Background: With the heterogeneous distribution of novel surgical technologies and variable physician training, there is a need to re-evaluate contemporary outcomes of percutaneous nephrolithotomy (PCNL) for complex staghorn stones. Objective: To evaluate contemporary outcomes of guideline-supported treatment for patients with staghorn kidney stones using single-access PCNL in multiple North American centers. Design, setting and participants: We performed a multi-institutional retrospective review of staghorn stones managed from January 1, 2017 to January 1, 2019, inclusive. We excluded patients with more than a single percutaneous access per renal unit and those who underwent a concomitant contralateral procedure. Outcome measurements and statistical analysis: Safety (Clavien-Dindo complications) and efficacy in terms of a strictly defined stone-free rate were examined for single-access PCNL performed on staghorn stones with a Guy's stone score of 3–4. Results and limitations: We evaluated 301 patients meeting the inclusion criteria with an average age of 57 yr (range 18–87). All stones had a Guy's stone score of 3 (36.2%) or 4 (63.8%). The mean (± standard deviation) stone burden was 191.4 ± 49.8 mm2. Of the 297 patients (98.6%) who underwent computed tomography on postoperative day 1, 132 (44.4%) showed no residual stone, 111 (37.3%) had a largest fragment <4 mm, and 54 (18.2%) had a fragment ≥4 mm after primary single-access PCNL. Secondary procedures were performed in 117 patients (38.9%). Imaging at 3 mo demonstrated that 210/257 patients (82%) were stone-free. The overall complication rate was 17.9%, with 11 patients (3.7%) experiencing Clavien-Dindo grade ≥3 complications. Conclusions: Single-access PCNL for complex staghorn stones is safe and effective.

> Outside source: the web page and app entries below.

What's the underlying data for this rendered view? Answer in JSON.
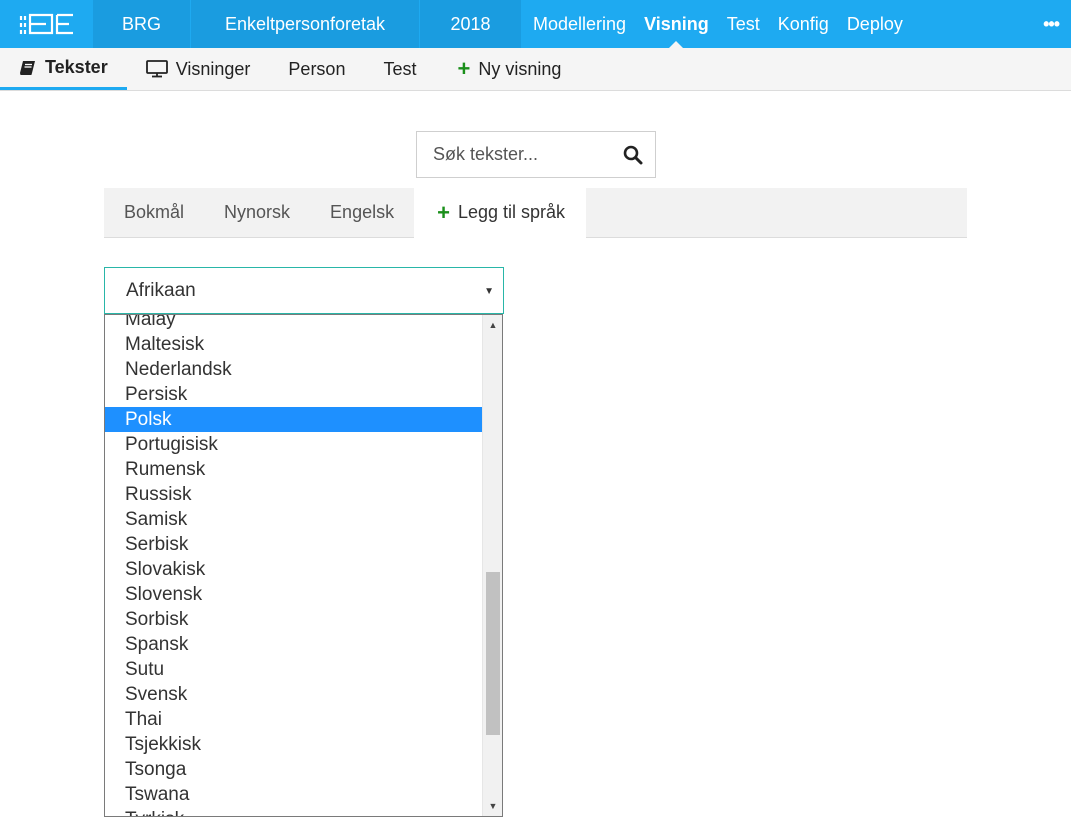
{
  "topbar": {
    "context": [
      "BRG",
      "Enkeltpersonforetak",
      "2018"
    ],
    "nav": [
      "Modellering",
      "Visning",
      "Test",
      "Konfig",
      "Deploy"
    ],
    "active_nav": "Visning",
    "more": "•••"
  },
  "subtabs": {
    "tekster": "Tekster",
    "visninger": "Visninger",
    "person": "Person",
    "test": "Test",
    "ny_visning": "Ny visning"
  },
  "search": {
    "placeholder": "Søk tekster..."
  },
  "languages": {
    "tabs": [
      "Bokmål",
      "Nynorsk",
      "Engelsk"
    ],
    "add": "Legg til språk"
  },
  "language_select": {
    "selected": "Afrikaan",
    "visible_options": [
      "Malay",
      "Maltesisk",
      "Nederlandsk",
      "Persisk",
      "Polsk",
      "Portugisisk",
      "Rumensk",
      "Russisk",
      "Samisk",
      "Serbisk",
      "Slovakisk",
      "Slovensk",
      "Sorbisk",
      "Spansk",
      "Sutu",
      "Svensk",
      "Thai",
      "Tsjekkisk",
      "Tsonga",
      "Tswana",
      "Tyrkisk"
    ],
    "highlighted": "Polsk"
  },
  "colors": {
    "topbar": "#1eaaf1",
    "context_bg": "#1a9ce0",
    "highlight": "#1e90ff",
    "add_green": "#1a8f1a",
    "select_border": "#29b6a8"
  }
}
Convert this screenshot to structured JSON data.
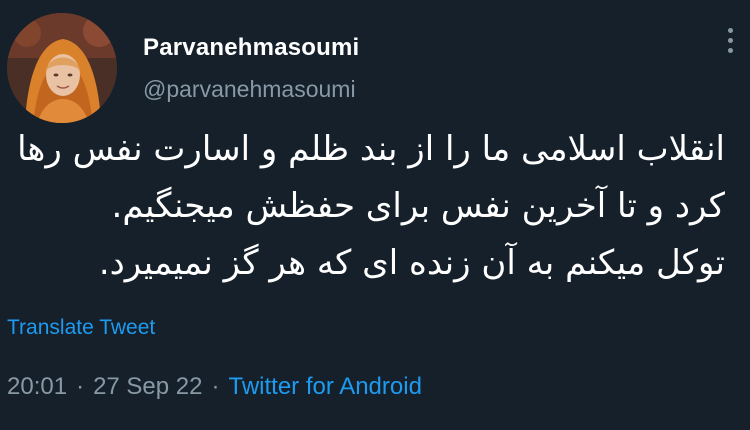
{
  "user": {
    "display_name": "Parvanehmasoumi",
    "handle": "@parvanehmasoumi",
    "avatar_icon": "profile-photo"
  },
  "menu": {
    "icon": "more-vertical-icon"
  },
  "tweet": {
    "lines": [
      "انقلاب اسلامی ما را از بند ظلم و اسارت نفس رها",
      "کرد و تا آخرین نفس برای حفظش میجنگیم.",
      "توکل میکنم به آن زنده ای که هر گز نمیمیرد."
    ],
    "translate_label": "Translate Tweet"
  },
  "meta": {
    "time": "20:01",
    "separator": "·",
    "date": "27 Sep 22",
    "source": "Twitter for Android"
  },
  "colors": {
    "background": "#15202b",
    "text": "#ffffff",
    "secondary": "#8899a6",
    "link": "#1d9bf0"
  }
}
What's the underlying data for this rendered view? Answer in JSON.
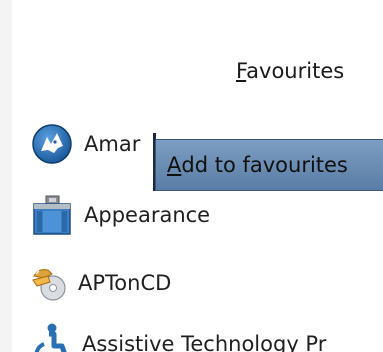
{
  "header": {
    "favourites_mnemonic": "F",
    "favourites_rest": "avourites"
  },
  "tooltip": {
    "mnemonic": "A",
    "rest": "dd to favourites"
  },
  "apps": [
    {
      "label": "Amar",
      "icon": "amarok-wolf-icon"
    },
    {
      "label": "Appearance",
      "icon": "appearance-icon"
    },
    {
      "label": "APTonCD",
      "icon": "aptoncd-icon"
    },
    {
      "label": "Assistive Technology Pr",
      "icon": "accessibility-icon"
    }
  ],
  "colors": {
    "tooltip_bg": "#6b8db5",
    "icon_blue": "#2a6fb3"
  }
}
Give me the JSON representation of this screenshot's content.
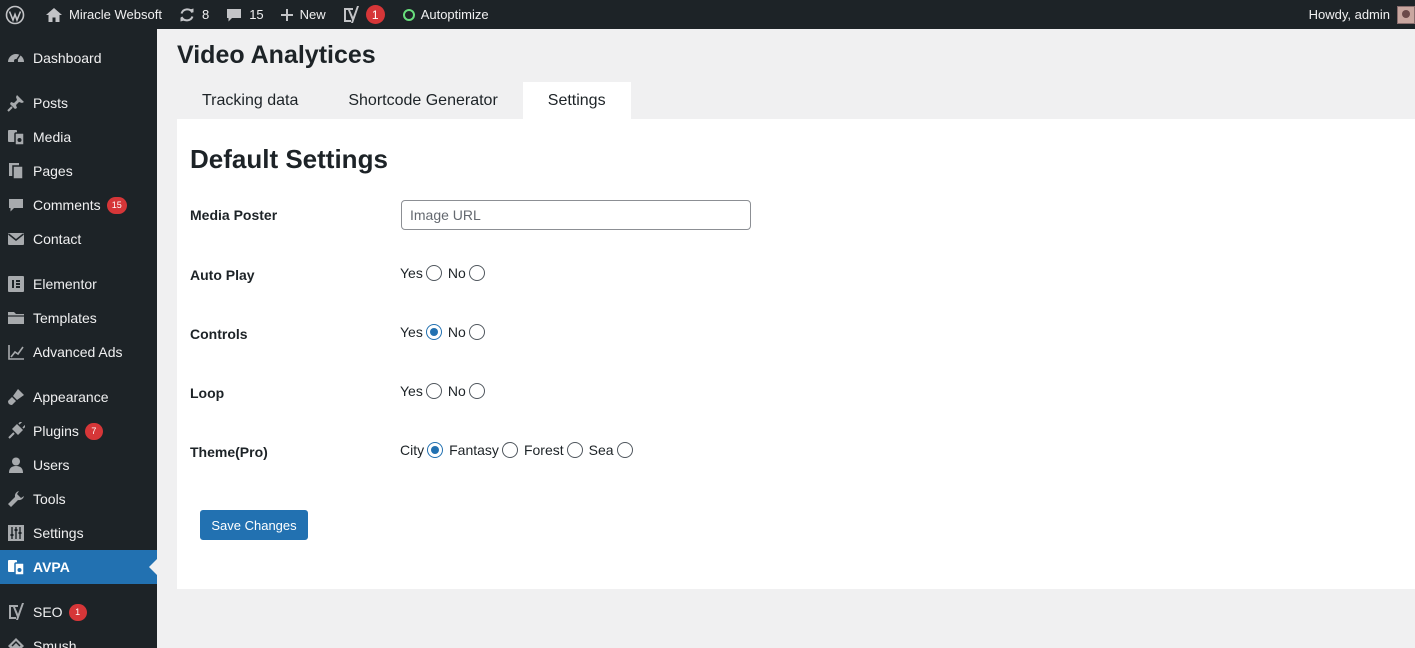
{
  "adminbar": {
    "site_name": "Miracle Websoft",
    "updates_count": "8",
    "comments_count": "15",
    "new_label": "New",
    "yoast_badge": "1",
    "autoptimize_label": "Autoptimize",
    "howdy": "Howdy, admin"
  },
  "sidebar": {
    "items": [
      {
        "label": "Dashboard",
        "icon": "dashboard-icon"
      },
      {
        "label": "Posts",
        "icon": "pin-icon"
      },
      {
        "label": "Media",
        "icon": "media-icon"
      },
      {
        "label": "Pages",
        "icon": "pages-icon"
      },
      {
        "label": "Comments",
        "icon": "comment-icon",
        "badge": "15"
      },
      {
        "label": "Contact",
        "icon": "envelope-icon"
      },
      {
        "label": "Elementor",
        "icon": "elementor-icon"
      },
      {
        "label": "Templates",
        "icon": "folder-icon"
      },
      {
        "label": "Advanced Ads",
        "icon": "chart-line-icon"
      },
      {
        "label": "Appearance",
        "icon": "brush-icon"
      },
      {
        "label": "Plugins",
        "icon": "plug-icon",
        "badge": "7"
      },
      {
        "label": "Users",
        "icon": "user-icon"
      },
      {
        "label": "Tools",
        "icon": "wrench-icon"
      },
      {
        "label": "Settings",
        "icon": "sliders-icon"
      },
      {
        "label": "AVPA",
        "icon": "media-icon"
      },
      {
        "label": "SEO",
        "icon": "yoast-icon",
        "badge": "1"
      },
      {
        "label": "Smush",
        "icon": "smush-icon"
      }
    ]
  },
  "page": {
    "title": "Video Analytices",
    "tabs": [
      "Tracking data",
      "Shortcode Generator",
      "Settings"
    ],
    "active_tab": "Settings"
  },
  "settings": {
    "heading": "Default Settings",
    "media_poster": {
      "label": "Media Poster",
      "placeholder": "Image URL",
      "value": ""
    },
    "auto_play": {
      "label": "Auto Play",
      "options": [
        "Yes",
        "No"
      ],
      "selected": null
    },
    "controls": {
      "label": "Controls",
      "options": [
        "Yes",
        "No"
      ],
      "selected": "Yes"
    },
    "loop": {
      "label": "Loop",
      "options": [
        "Yes",
        "No"
      ],
      "selected": null
    },
    "theme": {
      "label": "Theme(Pro)",
      "options": [
        "City",
        "Fantasy",
        "Forest",
        "Sea"
      ],
      "selected": "City"
    },
    "save_label": "Save Changes"
  },
  "colors": {
    "adminbar_bg": "#1d2327",
    "accent": "#2271b1",
    "badge": "#d63638",
    "content_bg": "#f0f0f1"
  }
}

High stone-free rates with minimal morbidity are achievable with current techniques. Patient summary: This study confirms that single-access percutaneous nephrolithotomy provides excellent outcomes in the treatment of complex kidney stones. This surgical technique has both safe and effective outcomes that are reproducible across multiple centers in North America.
- Percutaneous nephrolithotomy